Every child deserves to have two parents. In the case of a single mother, however, sometimes the identity of one parent is unknown.
Establishing paternity is a way to name the legal parents of a child, and there are numerous benefits, especially to the child.
Benefits for the child and parents
According to the California Courts, establishing paternity can be advantageous to both parents, but it is most beneficial for the child. There are emotional and psychological advantages to knowing who both parents are, but it is especially advantageous legally. Established paternity allows both parents to contribute to the child’s needs financially, and the child has access to family medical records as well as the health insurance of each parent.
Paternity also makes the child the beneficiary to any life insurance, veteran’s or social security benefits. Without establishing paternity, the mother is not able to request reimbursement for expenses related to pregnancy and birth or ask for child support. For the other parent, paternity allows for visitation or custody requests.
How to determine paternity
There is the assumption that if a couple has a child while married, both are the legal parents. In the case of unmarried couples, or a single mother who knows the identity of the father, the father can voluntarily sign a declaration of paternity.
If parentage is unknown or in dispute, the court will often order a DNA test. According to the Cleveland Clinic, the two most accurate ways to test is via a cheek swab or a blood test from both the child and potential father.
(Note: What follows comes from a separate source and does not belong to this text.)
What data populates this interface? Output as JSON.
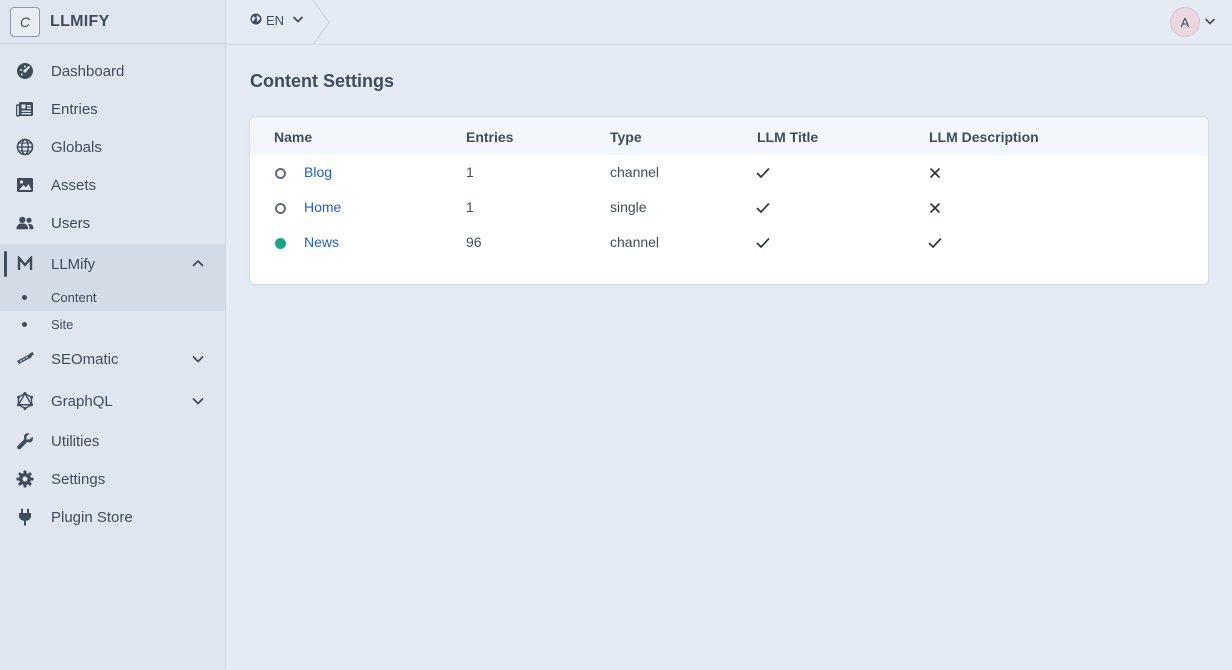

These DNA tests determine with 99.9% accuracy who the biological father is.
A mother can also determine paternity while pregnant. The three methods are by testing the DNA found in fetal blood, the amniotic fluid or placenta tissue against the DNA of the potential father.